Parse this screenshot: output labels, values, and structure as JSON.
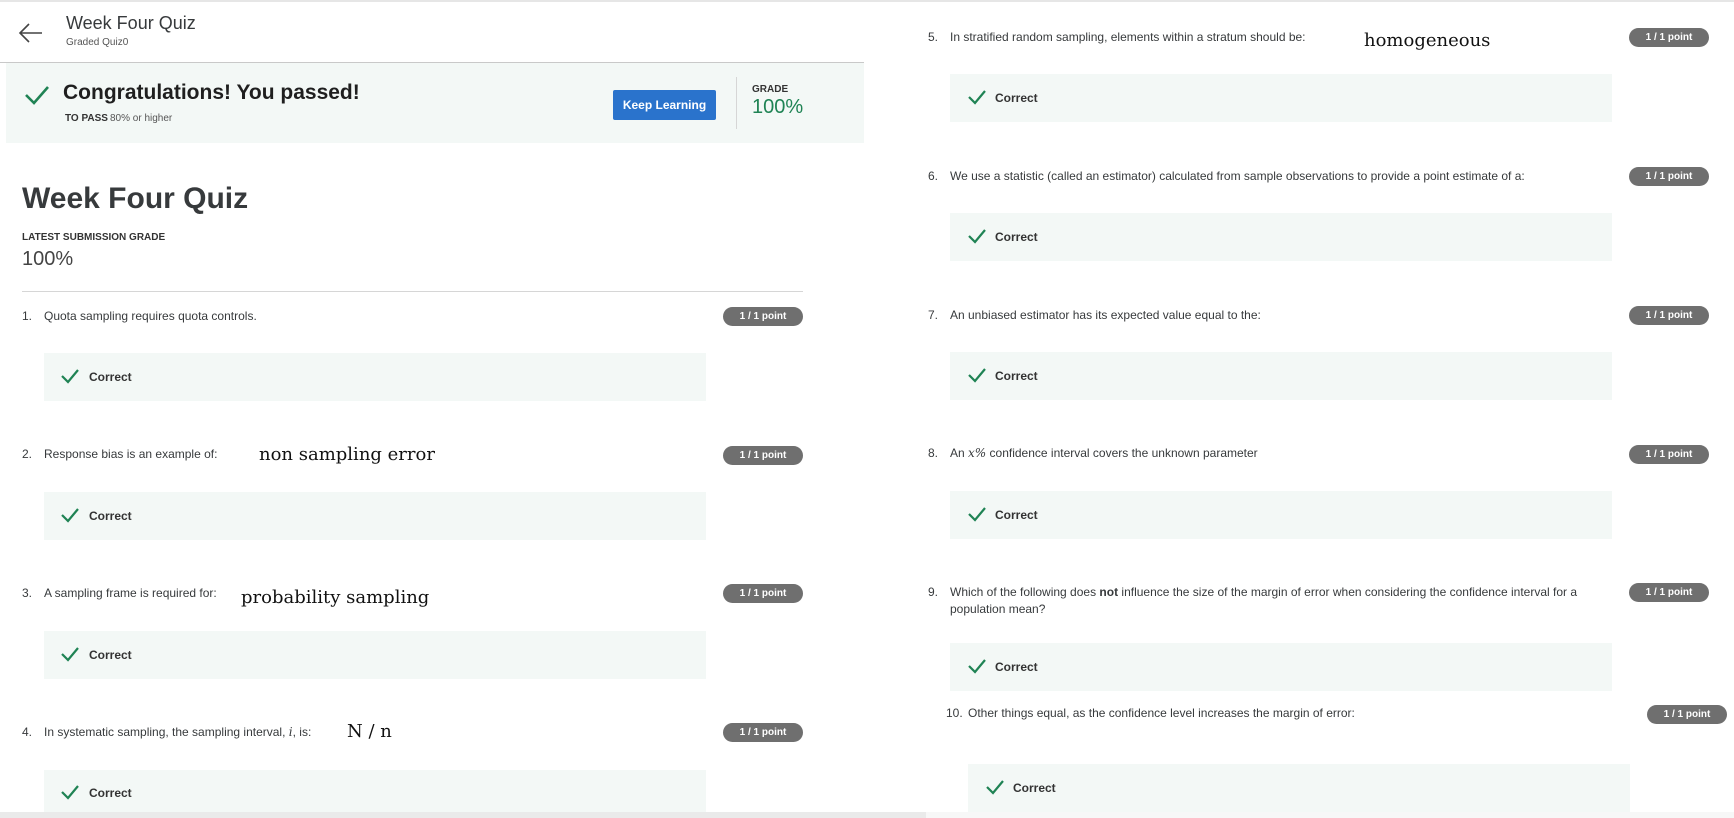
{
  "header": {
    "title": "Week Four Quiz",
    "subtitle": "Graded Quiz0",
    "back_icon": "arrow-left-icon"
  },
  "banner": {
    "title": "Congratulations! You passed!",
    "to_pass_label": "TO PASS",
    "to_pass_value": "80% or higher",
    "keep_learning": "Keep Learning",
    "grade_label": "GRADE",
    "grade_value": "100%",
    "check_icon": "checkmark-icon"
  },
  "quiz": {
    "title": "Week Four Quiz",
    "latest_label": "LATEST SUBMISSION GRADE",
    "latest_value": "100%"
  },
  "questions": [
    {
      "number": "1.",
      "text": "Quota sampling requires quota controls.",
      "score": "1 / 1 point",
      "feedback": "Correct",
      "answer": ""
    },
    {
      "number": "2.",
      "text": "Response bias is an example of:",
      "score": "1 / 1 point",
      "feedback": "Correct",
      "answer": "non sampling error"
    },
    {
      "number": "3.",
      "text": "A sampling frame is required for:",
      "score": "1 / 1 point",
      "feedback": "Correct",
      "answer": "probability sampling"
    },
    {
      "number": "4.",
      "text_before": "In systematic sampling, the sampling interval, ",
      "var": "i",
      "text_after": ", is:",
      "score": "1 / 1 point",
      "feedback": "Correct",
      "answer": "N / n"
    },
    {
      "number": "5.",
      "text": "In stratified random sampling, elements within a stratum should be:",
      "score": "1 / 1 point",
      "feedback": "Correct",
      "answer": "homogeneous"
    },
    {
      "number": "6.",
      "text": "We use a statistic (called an estimator) calculated from sample observations to provide a point estimate of a:",
      "score": "1 / 1 point",
      "feedback": "Correct",
      "answer": ""
    },
    {
      "number": "7.",
      "text": "An unbiased estimator has its expected value equal to the:",
      "score": "1 / 1 point",
      "feedback": "Correct",
      "answer": ""
    },
    {
      "number": "8.",
      "text_before": "An ",
      "var": "x%",
      "text_after": " confidence interval covers the unknown parameter",
      "score": "1 / 1 point",
      "feedback": "Correct",
      "answer": ""
    },
    {
      "number": "9.",
      "text_before": "Which of the following does ",
      "bold": "not",
      "text_after": " influence the size of the margin of error when considering the confidence interval for a population mean?",
      "score": "1 / 1 point",
      "feedback": "Correct",
      "answer": ""
    },
    {
      "number": "10.",
      "text": "Other things equal, as the confidence level increases the margin of error:",
      "score": "1 / 1 point",
      "feedback": "Correct",
      "answer": ""
    }
  ],
  "colors": {
    "accent": "#2a73cc",
    "success": "#1f8354",
    "pill": "#6f6f6f",
    "feedback_bg": "#f3f8f6"
  }
}
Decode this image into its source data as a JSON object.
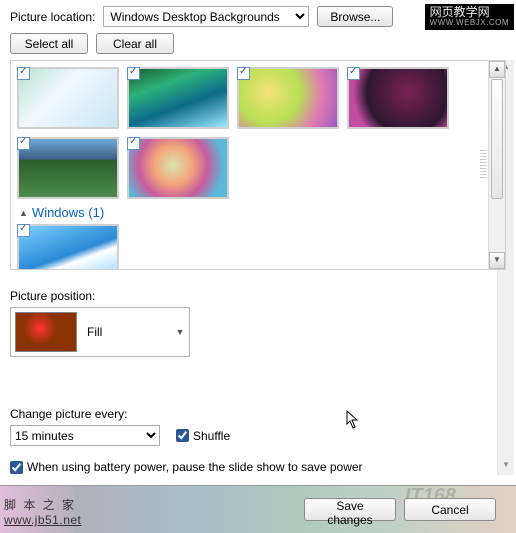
{
  "watermarks": {
    "top_right_line1": "网页教学网",
    "top_right_line2": "WWW.WEBJX.COM",
    "bottom_left_line1": "脚 本 之 家",
    "bottom_left_line2": "www.jb51.net",
    "bottom_right": "IT168"
  },
  "header": {
    "location_label": "Picture location:",
    "location_value": "Windows Desktop Backgrounds",
    "browse_label": "Browse..."
  },
  "select_buttons": {
    "select_all": "Select all",
    "clear_all": "Clear all"
  },
  "gallery": {
    "thumbs_checked": [
      true,
      true,
      true,
      true,
      true,
      true,
      true
    ],
    "category_label": "Windows (1)"
  },
  "position": {
    "label": "Picture position:",
    "value": "Fill"
  },
  "interval": {
    "label": "Change picture every:",
    "value": "15 minutes",
    "shuffle_label": "Shuffle",
    "shuffle_checked": true
  },
  "battery": {
    "label": "When using battery power, pause the slide show to save power",
    "checked": true
  },
  "footer": {
    "save": "Save changes",
    "cancel": "Cancel"
  }
}
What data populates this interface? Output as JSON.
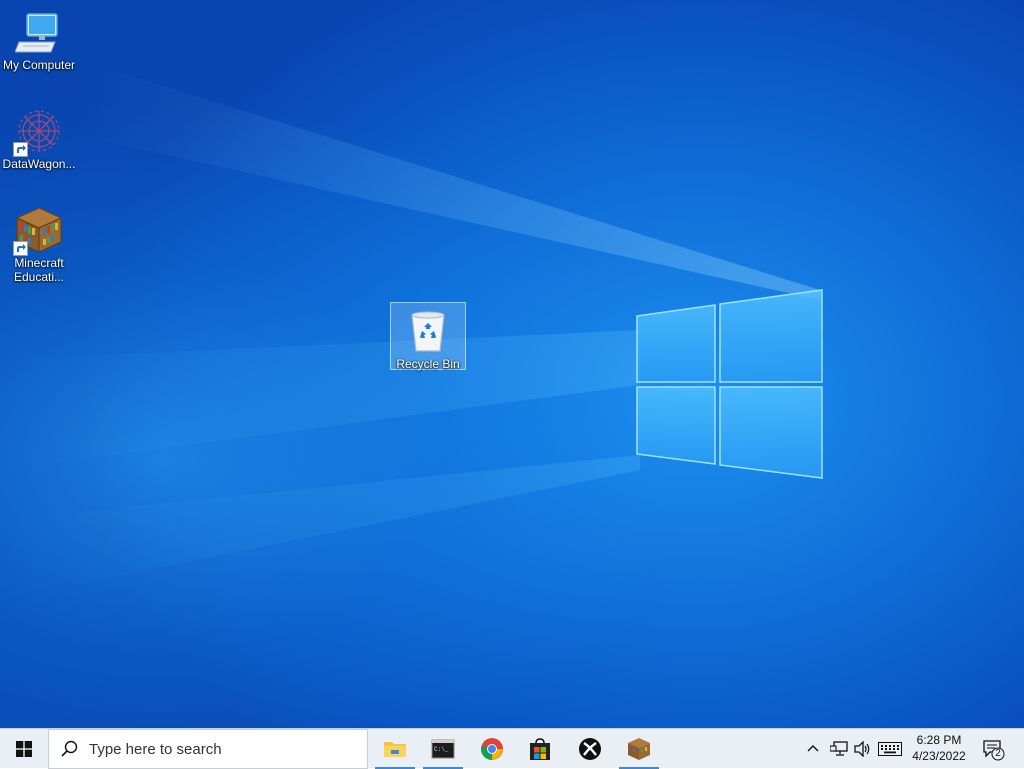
{
  "desktop": {
    "icons": [
      {
        "label": "My Computer",
        "icon": "monitor-icon"
      },
      {
        "label": "DataWagon...",
        "icon": "datawagon-icon"
      },
      {
        "label": "Minecraft Educati...",
        "icon": "minecraft-bookshelf-icon"
      },
      {
        "label": "Recycle Bin",
        "icon": "recycle-bin-icon",
        "selected": true
      }
    ]
  },
  "taskbar": {
    "start_icon": "windows-logo-icon",
    "search": {
      "placeholder": "Type here to search",
      "icon": "search-icon"
    },
    "pinned_apps": [
      {
        "name": "File Explorer",
        "icon": "folder-icon",
        "running": true
      },
      {
        "name": "Command Prompt",
        "icon": "terminal-icon",
        "running": true
      },
      {
        "name": "Google Chrome",
        "icon": "chrome-icon",
        "running": false
      },
      {
        "name": "Microsoft Store",
        "icon": "store-icon",
        "running": false
      },
      {
        "name": "Xbox",
        "icon": "xbox-icon",
        "running": false
      },
      {
        "name": "Minecraft Education",
        "icon": "minecraft-icon",
        "running": true
      }
    ],
    "tray": {
      "icons": [
        "chevron-up-icon",
        "network-icon",
        "volume-icon",
        "keyboard-icon"
      ],
      "time": "6:28 PM",
      "date": "4/23/2022",
      "notification_count": "2"
    }
  },
  "colors": {
    "desktop_blue": "#0f6fd8",
    "taskbar_bg": "#e9eff5",
    "running_indicator": "#3f88d6"
  }
}
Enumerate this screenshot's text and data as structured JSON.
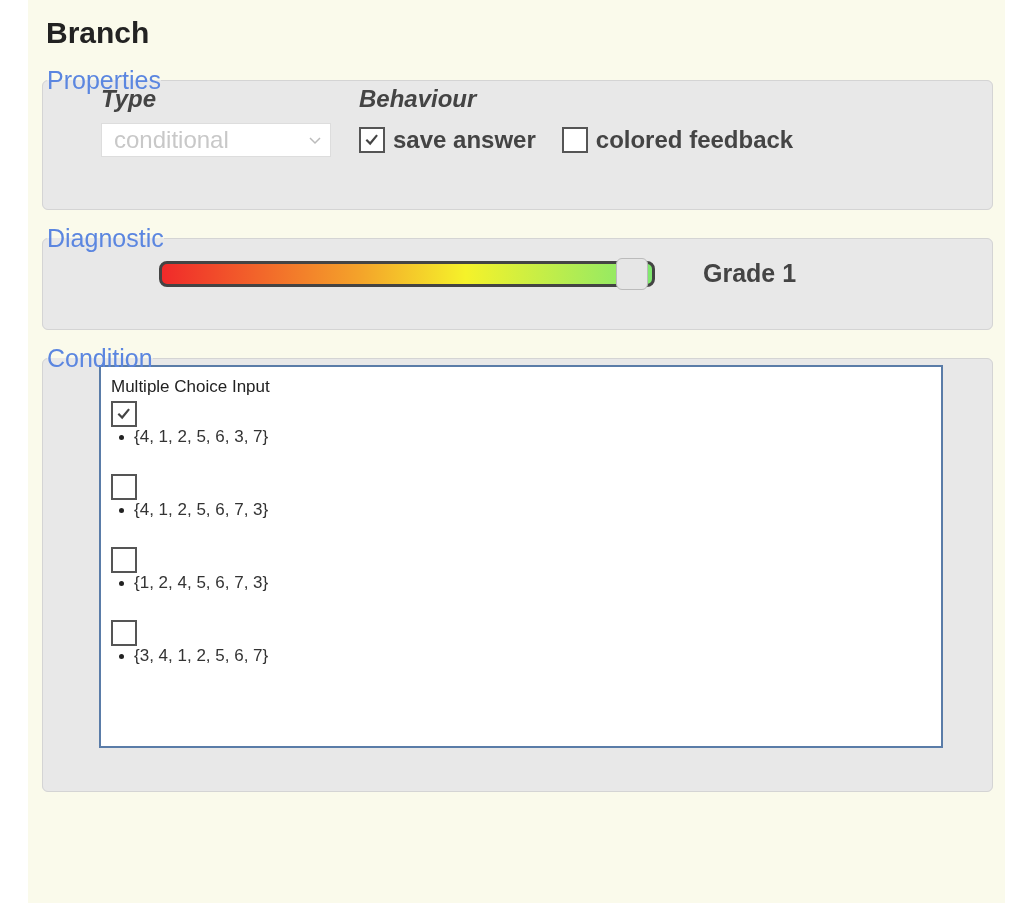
{
  "title": "Branch",
  "properties": {
    "legend": "Properties",
    "type_label": "Type",
    "type_value": "conditional",
    "type_disabled": true,
    "behaviour_label": "Behaviour",
    "options": [
      {
        "label": "save answer",
        "checked": true
      },
      {
        "label": "colored feedback",
        "checked": false
      }
    ]
  },
  "diagnostic": {
    "legend": "Diagnostic",
    "level": 0.96,
    "reading": "Grade 1"
  },
  "condition": {
    "legend": "Condition",
    "input_title": "Multiple Choice Input",
    "choices": [
      {
        "text": "{4, 1, 2, 5, 6, 3, 7}",
        "checked": true
      },
      {
        "text": "{4, 1, 2, 5, 6, 7, 3}",
        "checked": false
      },
      {
        "text": "{1, 2, 4, 5, 6, 7, 3}",
        "checked": false
      },
      {
        "text": "{3, 4, 1, 2, 5, 6, 7}",
        "checked": false
      }
    ]
  }
}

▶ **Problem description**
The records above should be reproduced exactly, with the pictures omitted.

▶ **Expected answer**
Parse this screenshot: output labels, values, and structure as JSON.
{
  "header": {
    "title": "Week Four Quiz",
    "subtitle": "Graded Quiz0",
    "back_icon": "arrow-left-icon"
  },
  "banner": {
    "title": "Congratulations! You passed!",
    "to_pass_label": "TO PASS",
    "to_pass_value": "80% or higher",
    "keep_learning": "Keep Learning",
    "grade_label": "GRADE",
    "grade_value": "100%",
    "check_icon": "checkmark-icon"
  },
  "quiz": {
    "title": "Week Four Quiz",
    "latest_label": "LATEST SUBMISSION GRADE",
    "latest_value": "100%"
  },
  "questions": [
    {
      "number": "1.",
      "text": "Quota sampling requires quota controls.",
      "score": "1 / 1 point",
      "feedback": "Correct",
      "answer": ""
    },
    {
      "number": "2.",
      "text": "Response bias is an example of:",
      "score": "1 / 1 point",
      "feedback": "Correct",
      "answer": "non sampling error"
    },
    {
      "number": "3.",
      "text": "A sampling frame is required for:",
      "score": "1 / 1 point",
      "feedback": "Correct",
      "answer": "probability sampling"
    },
    {
      "number": "4.",
      "text_before": "In systematic sampling, the sampling interval, ",
      "var": "i",
      "text_after": ", is:",
      "score": "1 / 1 point",
      "feedback": "Correct",
      "answer": "N / n"
    },
    {
      "number": "5.",
      "text": "In stratified random sampling, elements within a stratum should be:",
      "score": "1 / 1 point",
      "feedback": "Correct",
      "answer": "homogeneous"
    },
    {
      "number": "6.",
      "text": "We use a statistic (called an estimator) calculated from sample observations to provide a point estimate of a:",
      "score": "1 / 1 point",
      "feedback": "Correct",
      "answer": ""
    },
    {
      "number": "7.",
      "text": "An unbiased estimator has its expected value equal to the:",
      "score": "1 / 1 point",
      "feedback": "Correct",
      "answer": ""
    },
    {
      "number": "8.",
      "text_before": "An ",
      "var": "x%",
      "text_after": " confidence interval covers the unknown parameter",
      "score": "1 / 1 point",
      "feedback": "Correct",
      "answer": ""
    },
    {
      "number": "9.",
      "text_before": "Which of the following does ",
      "bold": "not",
      "text_after": " influence the size of the margin of error when considering the confidence interval for a population mean?",
      "score": "1 / 1 point",
      "feedback": "Correct",
      "answer": ""
    },
    {
      "number": "10.",
      "text": "Other things equal, as the confidence level increases the margin of error:",
      "score": "1 / 1 point",
      "feedback": "Correct",
      "answer": ""
    }
  ],
  "colors": {
    "accent": "#2a73cc",
    "success": "#1f8354",
    "pill": "#6f6f6f",
    "feedback_bg": "#f3f8f6"
  }
}
Decode this image into its source data as a JSON object.
{
  "watermarks": {
    "top_right_line1": "网页教学网",
    "top_right_line2": "WWW.WEBJX.COM",
    "bottom_left_line1": "脚 本 之 家",
    "bottom_left_line2": "www.jb51.net",
    "bottom_right": "IT168"
  },
  "header": {
    "location_label": "Picture location:",
    "location_value": "Windows Desktop Backgrounds",
    "browse_label": "Browse..."
  },
  "select_buttons": {
    "select_all": "Select all",
    "clear_all": "Clear all"
  },
  "gallery": {
    "thumbs_checked": [
      true,
      true,
      true,
      true,
      true,
      true,
      true
    ],
    "category_label": "Windows (1)"
  },
  "position": {
    "label": "Picture position:",
    "value": "Fill"
  },
  "interval": {
    "label": "Change picture every:",
    "value": "15 minutes",
    "shuffle_label": "Shuffle",
    "shuffle_checked": true
  },
  "battery": {
    "label": "When using battery power, pause the slide show to save power",
    "checked": true
  },
  "footer": {
    "save": "Save changes",
    "cancel": "Cancel"
  }
}
What data populates this interface? Output as JSON.
{
  "desktop": {
    "icons": [
      {
        "label": "My Computer",
        "icon": "monitor-icon"
      },
      {
        "label": "DataWagon...",
        "icon": "datawagon-icon"
      },
      {
        "label": "Minecraft Educati...",
        "icon": "minecraft-bookshelf-icon"
      },
      {
        "label": "Recycle Bin",
        "icon": "recycle-bin-icon",
        "selected": true
      }
    ]
  },
  "taskbar": {
    "start_icon": "windows-logo-icon",
    "search": {
      "placeholder": "Type here to search",
      "icon": "search-icon"
    },
    "pinned_apps": [
      {
        "name": "File Explorer",
        "icon": "folder-icon",
        "running": true
      },
      {
        "name": "Command Prompt",
        "icon": "terminal-icon",
        "running": true
      },
      {
        "name": "Google Chrome",
        "icon": "chrome-icon",
        "running": false
      },
      {
        "name": "Microsoft Store",
        "icon": "store-icon",
        "running": false
      },
      {
        "name": "Xbox",
        "icon": "xbox-icon",
        "running": false
      },
      {
        "name": "Minecraft Education",
        "icon": "minecraft-icon",
        "running": true
      }
    ],
    "tray": {
      "icons": [
        "chevron-up-icon",
        "network-icon",
        "volume-icon",
        "keyboard-icon"
      ],
      "time": "6:28 PM",
      "date": "4/23/2022",
      "notification_count": "2"
    }
  },
  "colors": {
    "desktop_blue": "#0f6fd8",
    "taskbar_bg": "#e9eff5",
    "running_indicator": "#3f88d6"
  }
}
Enumerate this screenshot's text and data as structured JSON.
{
  "title": "Branch",
  "properties": {
    "legend": "Properties",
    "type_label": "Type",
    "type_value": "conditional",
    "type_disabled": true,
    "behaviour_label": "Behaviour",
    "options": [
      {
        "label": "save answer",
        "checked": true
      },
      {
        "label": "colored feedback",
        "checked": false
      }
    ]
  },
  "diagnostic": {
    "legend": "Diagnostic",
    "level": 0.96,
    "reading": "Grade 1"
  },
  "condition": {
    "legend": "Condition",
    "input_title": "Multiple Choice Input",
    "choices": [
      {
        "text": "{4, 1, 2, 5, 6, 3, 7}",
        "checked": true
      },
      {
        "text": "{4, 1, 2, 5, 6, 7, 3}",
        "checked": false
      },
      {
        "text": "{1, 2, 4, 5, 6, 7, 3}",
        "checked": false
      },
      {
        "text": "{3, 4, 1, 2, 5, 6, 7}",
        "checked": false
      }
    ]
  }
}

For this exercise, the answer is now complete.